I did just about scare one shopper out of his skin, though. When I first walked in, I was so overcome with excitement at the sight of a pile of my books on “my” table that I exclaimed loudly to the man reading the blurb on the back cover – “that’s my book!” He looked visibly startled and sort of backed away. Note to self: tone it down a bit…
Over the next few hours, at least a dozen people stopped by to chat, including former Laurentian pilots Bill Howe and Ron Kyle (who brought along his 1970’s era LAS baseball hat). In fact, it turned into a bit of a reunion at my table as Bill and Ron ran into former air traffic controllers, pilots, and other folks they knew. Bush pilot Phil Mostow’s son happened to be in the store and he joined the conversation too. It sure is a small world!

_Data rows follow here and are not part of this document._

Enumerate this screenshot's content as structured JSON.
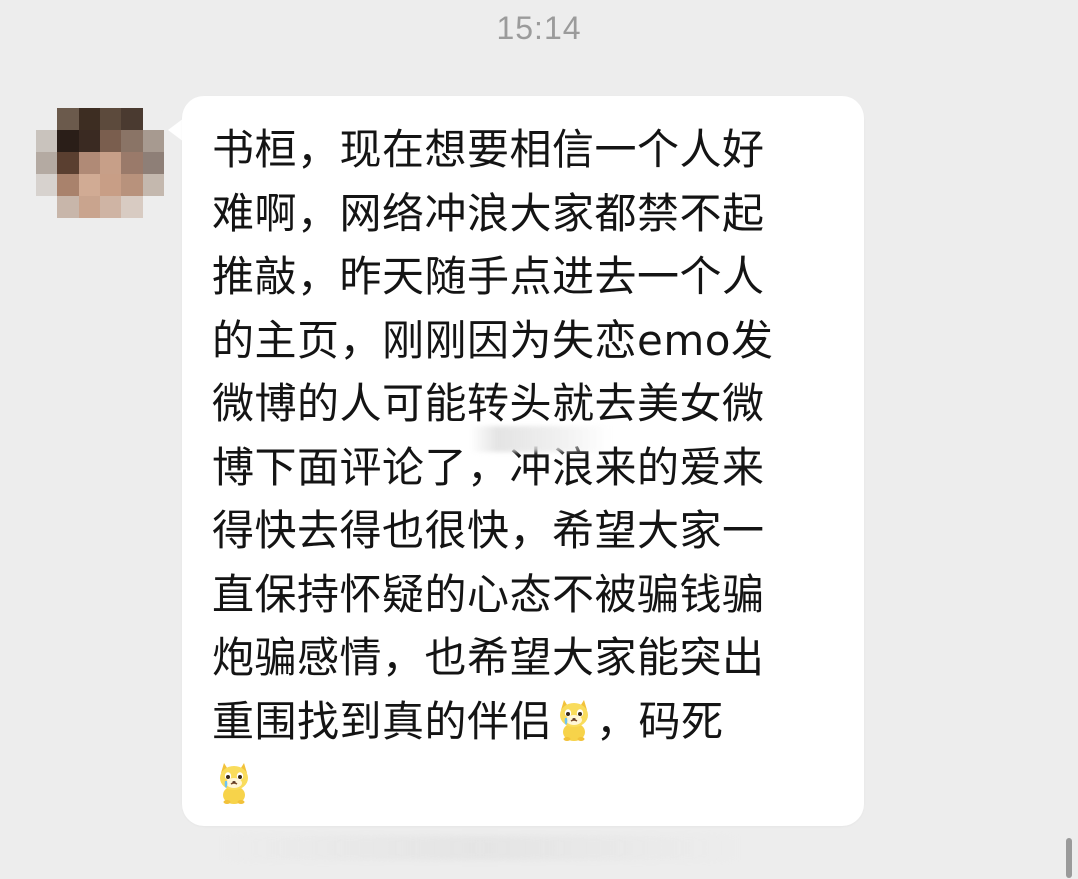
{
  "chat": {
    "timestamp": "15:14",
    "message": {
      "lines": [
        "书桓，现在想要相信一个人好",
        "难啊，网络冲浪大家都禁不起",
        "推敲，昨天随手点进去一个人",
        "的主页，刚刚因为失恋emo发",
        "微博的人可能转头就去美女微",
        "博下面评论了，冲浪来的爱来",
        "得快去得也很快，希望大家一",
        "直保持怀疑的心态不被骗钱骗",
        "炮骗感情，也希望大家能突出"
      ],
      "line10_part1": "重围找到真的伴侣",
      "line10_part2": "，码死",
      "emoji_name": "crying-dog-emoji"
    }
  },
  "colors": {
    "background": "#ededed",
    "bubble": "#ffffff",
    "text": "#141414",
    "timestamp": "#9b9b9b"
  }
}
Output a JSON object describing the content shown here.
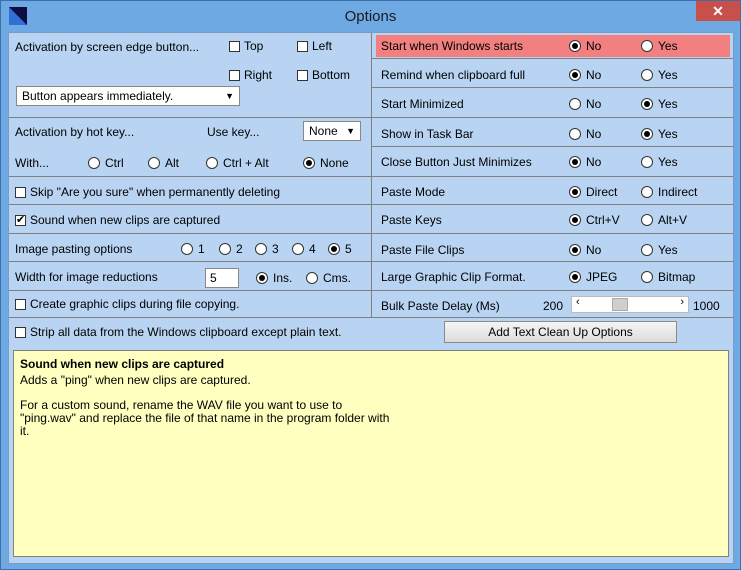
{
  "window": {
    "title": "Options",
    "close_label": "✕"
  },
  "left": {
    "screen_edge": {
      "label": "Activation by screen edge button...",
      "top": {
        "label": "Top",
        "checked": false
      },
      "left": {
        "label": "Left",
        "checked": false
      },
      "right": {
        "label": "Right",
        "checked": false
      },
      "bottom": {
        "label": "Bottom",
        "checked": false
      },
      "appear_select": "Button appears immediately."
    },
    "hotkey": {
      "label": "Activation by hot key...",
      "use_key_label": "Use key...",
      "use_key_value": "None",
      "with_label": "With...",
      "options": [
        "Ctrl",
        "Alt",
        "Ctrl + Alt",
        "None"
      ],
      "selected": "None"
    },
    "skip_sure": {
      "label": "Skip \"Are you sure\" when permanently deleting",
      "checked": false
    },
    "sound": {
      "label": "Sound when new clips are captured",
      "checked": true
    },
    "image_paste": {
      "label": "Image pasting options",
      "options": [
        "1",
        "2",
        "3",
        "4",
        "5"
      ],
      "selected": "5"
    },
    "width_reduce": {
      "label": "Width for image reductions",
      "value": "5",
      "units": [
        "Ins.",
        "Cms."
      ],
      "selected": "Ins."
    },
    "graphic_clips": {
      "label": "Create graphic clips during file copying.",
      "checked": false
    },
    "strip": {
      "label": "Strip all data from the Windows clipboard except plain text.",
      "checked": false
    }
  },
  "right": {
    "rows": [
      {
        "label": "Start when Windows starts",
        "a": "No",
        "b": "Yes",
        "selected": "a"
      },
      {
        "label": "Remind when clipboard full",
        "a": "No",
        "b": "Yes",
        "selected": "a"
      },
      {
        "label": "Start Minimized",
        "a": "No",
        "b": "Yes",
        "selected": "b"
      },
      {
        "label": "Show in Task Bar",
        "a": "No",
        "b": "Yes",
        "selected": "b"
      },
      {
        "label": "Close Button Just Minimizes",
        "a": "No",
        "b": "Yes",
        "selected": "a"
      },
      {
        "label": "Paste Mode",
        "a": "Direct",
        "b": "Indirect",
        "selected": "a"
      },
      {
        "label": "Paste Keys",
        "a": "Ctrl+V",
        "b": "Alt+V",
        "selected": "a"
      },
      {
        "label": "Paste File Clips",
        "a": "No",
        "b": "Yes",
        "selected": "a"
      },
      {
        "label": "Large Graphic Clip Format.",
        "a": "JPEG",
        "b": "Bitmap",
        "selected": "a"
      }
    ],
    "bulk_delay": {
      "label": "Bulk Paste Delay (Ms)",
      "min": "200",
      "max": "1000",
      "value": 0.35
    },
    "cleanup_button": "Add Text Clean Up Options"
  },
  "help": {
    "title": "Sound when new clips are captured",
    "line1": "Adds a \"ping\" when new clips are captured.",
    "line2": "For a custom sound, rename the WAV file you want to use to",
    "line3": "\"ping.wav\" and replace the file of that name in the program folder with",
    "line4": "it."
  },
  "colors": {
    "highlight": "#f28080",
    "client_bg": "#b8d4f2",
    "help_bg": "#ffffc0"
  }
}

At 5pm Doug and I rushed off to grab some dinner and go to a grocery store to pick up supplies for our evening engagement at the Thunder Bay Historical Museum. After quickly walking Riker (our dog), we started setting things up in the museum. Intially, Dr. Tory Tronrud, the director of the museum, had us in the main room with rows of seating and an intimidating dinosaur skeleton in the back. I made the decision to move to the room next door, which was more intimate, had lots of natural light, and was set up for refreshments. A couple of people involved in the Northern Ontario Aviation Heritage Centre came by to chat – Denise Lyzun and David Kemp – and Dean Mostow and Bill Howe joined us for a continuation of our earlier chat.